On February 1, a high school backcountry ski group comprised of three adults and 14 students was traveling on the Balu Pass Trail, about five kilometers west of the Rogers Pass summit. Parks Canada had warned that avalanches were possible in the higher alpine areas but were unlikely below the tree line, where the group was skiing. The group had been skiing about 15 meters apart, with one supervisor in front and the other two bringing up the rear. The skiers were halfway up the Connaught Creek Valley when the avalanche roared down the north face of Mount Cheops, burying the entire group. The slide began at a point between 2,200 to 2,300 vertical meters up Mount Cheops. It traveled for a kilometer and spread out 500 to 800 meters at the sides. The slide was so large it contained at least 1,000 tons of snow, according to information provided by the Canadian Avalanche Association. The toe of the slide ended at about the 1,500-meter elevation mark with parts of it more than five meters deep.
It is unlikely that this was a skier-triggered slide. Some of the skiers were buried as deep as three meters. The group was carrying the proper ava- lanche-rescue equipment, including personal locator beacons and shovels. Two professional guides happened to be nearby and were able to shout a warning and then come to the prompt assistance of the group. Unfortunately, there were seven fatalities.
This tragedy was only about 30 kilometers away from the site of the smaller slide on January 20 (see above report).
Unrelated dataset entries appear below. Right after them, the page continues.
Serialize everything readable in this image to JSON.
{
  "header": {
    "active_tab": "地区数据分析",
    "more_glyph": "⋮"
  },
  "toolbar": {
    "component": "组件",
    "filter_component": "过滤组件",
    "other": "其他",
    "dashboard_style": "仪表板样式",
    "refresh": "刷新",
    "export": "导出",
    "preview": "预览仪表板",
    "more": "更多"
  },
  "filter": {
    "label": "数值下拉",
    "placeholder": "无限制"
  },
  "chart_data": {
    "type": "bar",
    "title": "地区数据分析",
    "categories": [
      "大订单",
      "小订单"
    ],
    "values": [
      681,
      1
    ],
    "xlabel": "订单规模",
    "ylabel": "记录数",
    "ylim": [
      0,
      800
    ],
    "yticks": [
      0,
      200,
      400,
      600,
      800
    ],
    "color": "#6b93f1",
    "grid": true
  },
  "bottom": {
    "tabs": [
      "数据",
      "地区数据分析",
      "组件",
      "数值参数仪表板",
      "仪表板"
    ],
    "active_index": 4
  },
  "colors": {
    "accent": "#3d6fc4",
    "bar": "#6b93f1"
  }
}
This incident is of particular importance as it was instrumental in prompting the proposed changes to the Canadian National Parks regulations. Under the proposed regulations all “custodial groups” involving minors not accompanied by their parents (such as school or youth groups) will not be allowed into the backcountry without professional guides. At the time of the incident, avalanche danger above tree line was rated as “Considerable” but below tree line it was only rated as “Moderate.”